● **Work task**
Please give only the number of lines in the listing below that contain "title".

● **Exercise data**
• • • • • • •
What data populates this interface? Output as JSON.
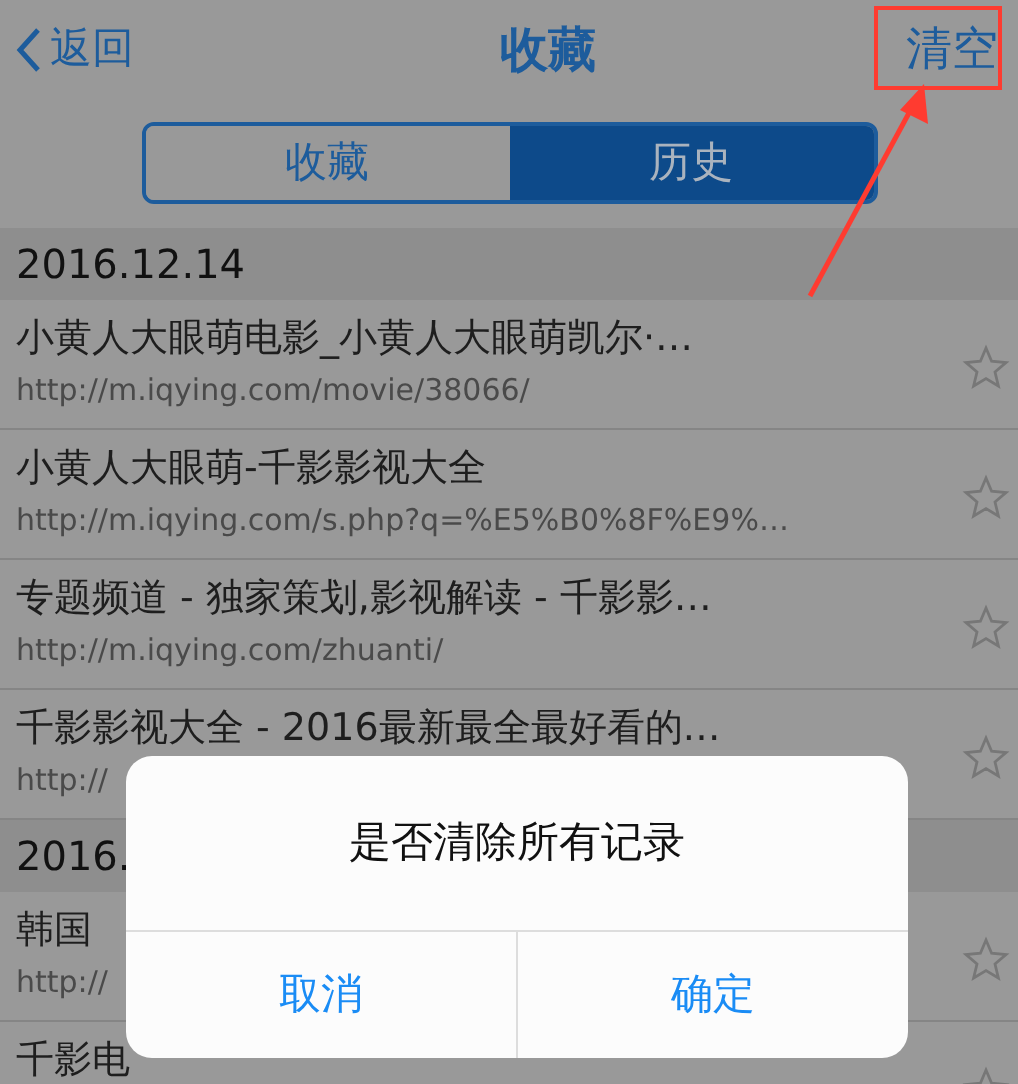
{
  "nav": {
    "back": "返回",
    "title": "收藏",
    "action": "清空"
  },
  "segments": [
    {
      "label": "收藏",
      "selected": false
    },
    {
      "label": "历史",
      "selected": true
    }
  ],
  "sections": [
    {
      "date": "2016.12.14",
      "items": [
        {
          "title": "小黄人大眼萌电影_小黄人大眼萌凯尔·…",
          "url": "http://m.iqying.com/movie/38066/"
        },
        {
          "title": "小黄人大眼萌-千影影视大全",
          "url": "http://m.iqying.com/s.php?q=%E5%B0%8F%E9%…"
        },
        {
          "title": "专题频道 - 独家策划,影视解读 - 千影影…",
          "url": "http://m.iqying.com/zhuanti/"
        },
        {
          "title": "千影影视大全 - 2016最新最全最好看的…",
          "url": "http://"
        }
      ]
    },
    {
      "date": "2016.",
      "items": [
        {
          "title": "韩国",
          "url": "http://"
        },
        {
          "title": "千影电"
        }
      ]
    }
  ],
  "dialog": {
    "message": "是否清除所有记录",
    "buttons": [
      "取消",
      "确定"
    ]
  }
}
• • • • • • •
● **Answer to this task**
7